# SUPPLIED RECORDS
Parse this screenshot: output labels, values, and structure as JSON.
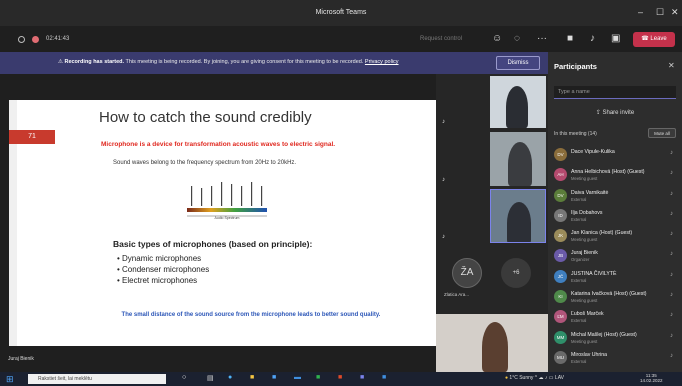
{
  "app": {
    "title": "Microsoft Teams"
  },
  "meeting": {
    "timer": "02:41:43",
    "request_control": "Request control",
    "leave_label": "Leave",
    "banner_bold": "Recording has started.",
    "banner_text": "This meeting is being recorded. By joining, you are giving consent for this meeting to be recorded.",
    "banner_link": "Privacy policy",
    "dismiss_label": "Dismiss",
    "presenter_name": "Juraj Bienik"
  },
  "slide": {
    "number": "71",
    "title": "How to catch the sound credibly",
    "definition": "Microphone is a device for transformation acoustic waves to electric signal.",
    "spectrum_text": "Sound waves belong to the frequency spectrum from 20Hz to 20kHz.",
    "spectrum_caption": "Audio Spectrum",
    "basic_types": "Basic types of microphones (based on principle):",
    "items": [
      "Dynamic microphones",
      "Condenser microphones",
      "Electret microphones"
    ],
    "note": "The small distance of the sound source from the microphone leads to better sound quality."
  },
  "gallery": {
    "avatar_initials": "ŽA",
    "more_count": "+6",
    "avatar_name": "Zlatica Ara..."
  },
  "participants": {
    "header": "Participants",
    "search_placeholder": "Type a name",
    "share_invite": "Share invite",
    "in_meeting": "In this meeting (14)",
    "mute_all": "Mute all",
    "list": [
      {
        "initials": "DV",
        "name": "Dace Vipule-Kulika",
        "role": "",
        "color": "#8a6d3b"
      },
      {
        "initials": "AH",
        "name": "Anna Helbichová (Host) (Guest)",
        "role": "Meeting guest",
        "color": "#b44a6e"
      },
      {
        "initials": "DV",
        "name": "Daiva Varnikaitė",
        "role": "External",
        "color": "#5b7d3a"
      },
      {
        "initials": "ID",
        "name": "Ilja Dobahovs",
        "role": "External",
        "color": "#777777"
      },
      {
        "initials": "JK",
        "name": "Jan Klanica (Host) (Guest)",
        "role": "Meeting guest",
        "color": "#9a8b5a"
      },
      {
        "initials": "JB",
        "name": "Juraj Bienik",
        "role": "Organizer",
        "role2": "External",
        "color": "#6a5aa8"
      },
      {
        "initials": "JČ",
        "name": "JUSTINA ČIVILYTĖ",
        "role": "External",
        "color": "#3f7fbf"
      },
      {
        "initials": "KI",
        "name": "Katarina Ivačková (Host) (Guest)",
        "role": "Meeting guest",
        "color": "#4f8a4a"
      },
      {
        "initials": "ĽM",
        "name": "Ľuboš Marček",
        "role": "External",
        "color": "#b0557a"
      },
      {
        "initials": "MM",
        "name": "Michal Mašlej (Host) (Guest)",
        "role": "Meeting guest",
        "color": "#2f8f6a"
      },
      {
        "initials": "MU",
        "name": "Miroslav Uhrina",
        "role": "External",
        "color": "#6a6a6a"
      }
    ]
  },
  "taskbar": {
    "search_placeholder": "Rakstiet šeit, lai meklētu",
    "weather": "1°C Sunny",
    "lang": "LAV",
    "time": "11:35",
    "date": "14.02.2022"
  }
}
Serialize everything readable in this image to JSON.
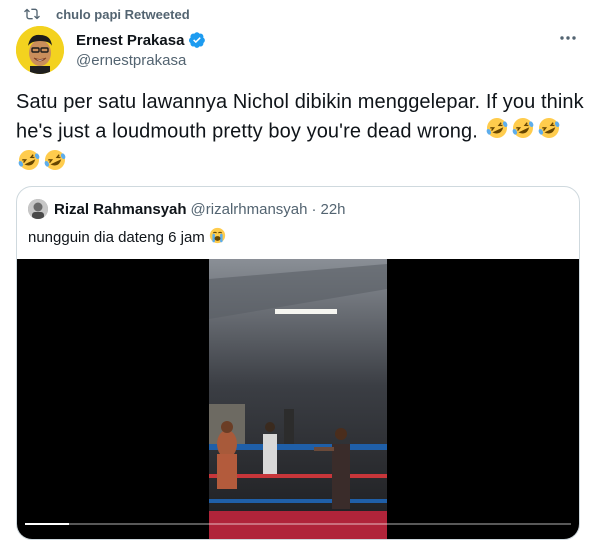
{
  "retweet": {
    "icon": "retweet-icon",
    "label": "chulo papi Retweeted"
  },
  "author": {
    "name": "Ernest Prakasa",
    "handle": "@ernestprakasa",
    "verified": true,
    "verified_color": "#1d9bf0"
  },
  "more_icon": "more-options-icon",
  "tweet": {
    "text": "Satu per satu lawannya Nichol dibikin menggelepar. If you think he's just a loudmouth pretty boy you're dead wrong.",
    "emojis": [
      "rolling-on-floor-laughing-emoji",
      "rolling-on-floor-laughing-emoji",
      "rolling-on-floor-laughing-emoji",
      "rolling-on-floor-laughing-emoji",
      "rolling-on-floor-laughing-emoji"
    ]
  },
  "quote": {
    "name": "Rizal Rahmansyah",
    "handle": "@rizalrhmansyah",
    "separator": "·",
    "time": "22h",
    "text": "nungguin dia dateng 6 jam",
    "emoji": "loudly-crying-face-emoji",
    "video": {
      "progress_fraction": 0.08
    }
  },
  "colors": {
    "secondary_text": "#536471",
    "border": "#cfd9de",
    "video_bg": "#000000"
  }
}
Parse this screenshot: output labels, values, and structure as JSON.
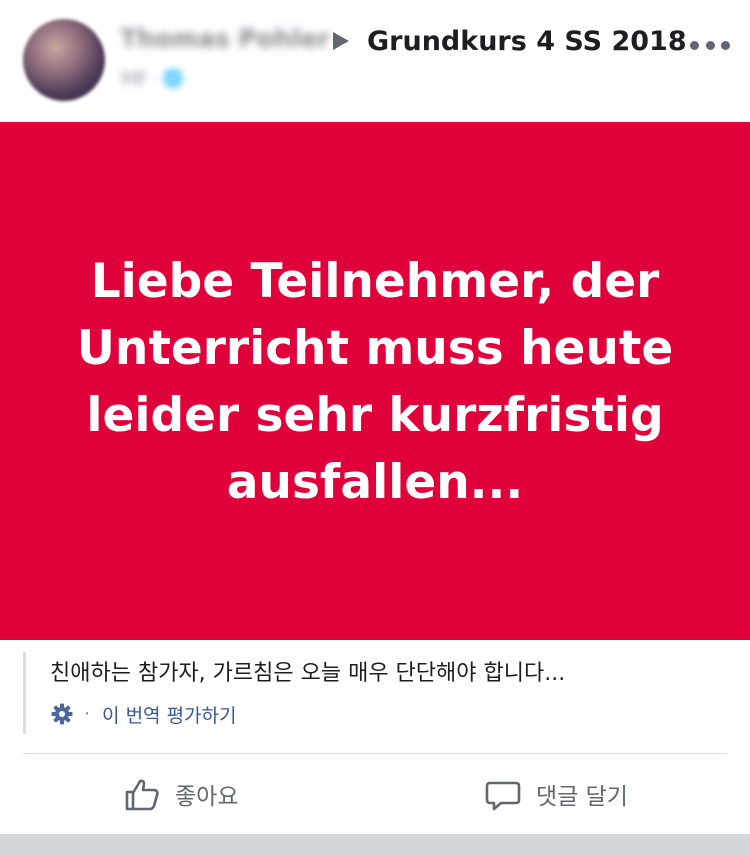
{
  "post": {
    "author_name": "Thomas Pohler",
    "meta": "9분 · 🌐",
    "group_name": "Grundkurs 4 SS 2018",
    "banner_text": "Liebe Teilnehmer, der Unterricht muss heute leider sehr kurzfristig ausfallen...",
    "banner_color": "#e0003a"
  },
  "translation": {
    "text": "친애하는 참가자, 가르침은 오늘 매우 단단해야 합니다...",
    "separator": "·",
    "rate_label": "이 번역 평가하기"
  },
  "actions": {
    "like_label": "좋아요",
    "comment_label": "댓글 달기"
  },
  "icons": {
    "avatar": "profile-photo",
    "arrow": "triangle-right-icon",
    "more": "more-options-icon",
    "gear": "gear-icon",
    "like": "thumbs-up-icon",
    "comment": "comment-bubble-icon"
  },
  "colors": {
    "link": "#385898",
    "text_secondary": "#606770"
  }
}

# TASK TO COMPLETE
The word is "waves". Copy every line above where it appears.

# SOLUTION BELOW
    "definition": "Microphone is a device for transformation acoustic waves to electric signal.",
    "spectrum_text": "Sound waves belong to the frequency spectrum from 20Hz to 20kHz.",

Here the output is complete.